“We are concerned with the development in many European countries. It seems to be a trend of violent intolerance that is unacceptable in countries that are aspiring at rapprochement to Europe, hosting European Championships in Football, Olympic Games or applying for EU membership”, says NHC Secretary General Bjørn Engesland.
Calling Ukrainian authorities to denounce violence
The signatories of today’s statement express solidarity and full support for the LGBTI community in Ukraine and call upon the Ukrainian government and the Kiev city authorities to take measures to publicly condemn these violent attacks, make a full investigation into the events, effectively protect and ensure the safety of the Kiev Pride and guarantee their basic human right to assembly.

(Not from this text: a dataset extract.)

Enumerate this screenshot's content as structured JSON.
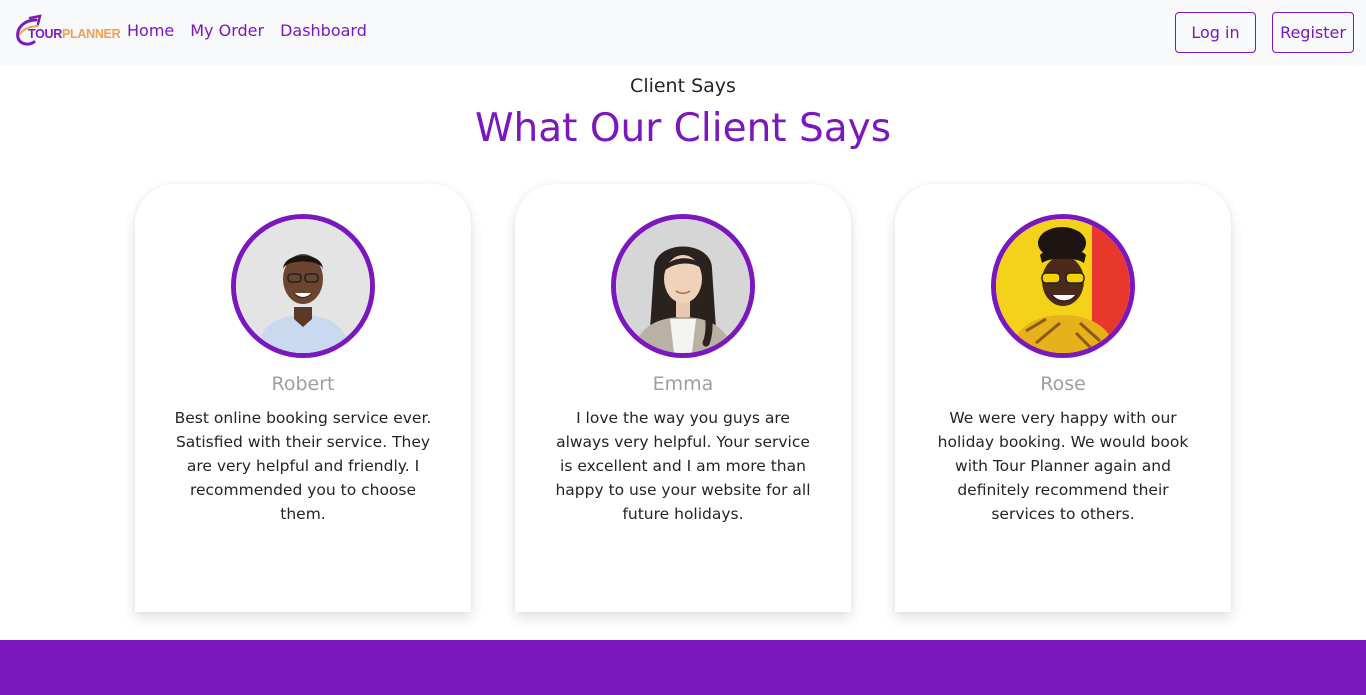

The statement also urges the Ukrainian Parliament to reject the adoption of proposition #8711 made by the Committee on Freedom of Expression and Information which is regarded by many NGOs as having significantly damaging implications on freedom of expression. The proposition is banning “homosexual propaganda” and is similar to the laws that recently came into force in several parts of the Russian Federation, including St. Petersburg. The laws make it a crime to talk about homosexuality as well as to arrange events publicly.

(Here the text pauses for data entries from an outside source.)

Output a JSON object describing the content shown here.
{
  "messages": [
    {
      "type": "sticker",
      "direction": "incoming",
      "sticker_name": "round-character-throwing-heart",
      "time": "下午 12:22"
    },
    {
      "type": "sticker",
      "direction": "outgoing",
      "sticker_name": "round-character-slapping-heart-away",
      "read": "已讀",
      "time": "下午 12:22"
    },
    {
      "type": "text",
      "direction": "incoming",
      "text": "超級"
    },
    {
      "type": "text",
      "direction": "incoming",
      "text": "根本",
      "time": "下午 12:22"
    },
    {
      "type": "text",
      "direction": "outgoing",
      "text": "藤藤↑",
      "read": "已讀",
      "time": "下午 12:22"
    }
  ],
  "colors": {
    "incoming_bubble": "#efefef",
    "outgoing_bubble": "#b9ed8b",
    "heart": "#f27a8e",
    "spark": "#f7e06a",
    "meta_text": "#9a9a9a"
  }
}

The current situation in the countries of the Former Yugoslavia also calls for a dire need of improvements. Despite adaptation of new EU legislation the authorities do not take necessary steps to prevent frequent and severe attacks against sexual and gender minorities. Hate speech and crimes have support among persons with high positions within politics and religious institutions. Important manifestations such as Pride Parades suffer from political pressure despite being the targets of violent behaviour from ultranationalist groups stated Norwegian Helsinki Committee.
Violent attacks against LBGTI in Post-communist countries
NHC is worried that the upcoming Prides in Split this Saturday may follow a disturbing pattern of events in the region. A highly violent outcome of the Pride Parade in Belgrade in 2011, attacks resulting in the shutdown of a queer cultural festival in Sarajevo in 2008 and the ban on Belgrade Parade in 2009 has been followed by the Pride Parade being banned in Serbia last fall and the Pride Parade in Split and Zagreb suffering attacks in 2011. Although a small number of Albanian activists were able to bicycle through Tirana in May 2012 they did not dare to carry out their planned parade after a high-profile politician encouraged violence towards the participants. No Pride Parade has ever been held in Macedonia, Kosovo or Bosnia and Herzegovina.
Similar response to a peaceful march took place in Armenia when a march celebrating the World Day for Cultural Diversity was organised in the capital Yerevan on 21 May. The participants had prepared posters about ethnic, racial and fauna diversity in Armenia, plurality, and cultural diversity. The small number of attendants were soon met by a larger group of counter demonstrators, angry young men shouting obscene words and appearing threatening towards the participants. The police was present, but did not intervene in a professional way, leaving many of the participants of the march feeling insecure. The focus was turned from diversity to homosexuality, complicating further work on tolerance and diversity in the conservative country.
Gay bar bombed in Yereven
On 8 May, two men were taped as they fire-bombed the DIY bar in Yerevan, known as the gay bar in Yerevan. Luckily no one was harmed. At a later stage, when the place was cleared up, someone snuck back and painted swastikas on the façade of the bar. The two men were identified and arrested, but one of them was later bailed out by a member of the parliament. In the discussion that followed, even the deputy speaker of parliament supported the youth who carried out the ill-deeds, saying that they show their Armenian roots by reacting against homosexuals “who have created a den of perversion in our country and have a goal of alienating the society from its moral values”.
In none of these cases, neither in the Western Balkans nor Armenia, do the authorities commit to registering, prosecuting or sentencing the perpetrators in a proper way, despite them being known by name. This sends a signal that there will be no repercussions, effectively rewarding human rights violations against a minority which faces an increasingly difficult situation in many European countries.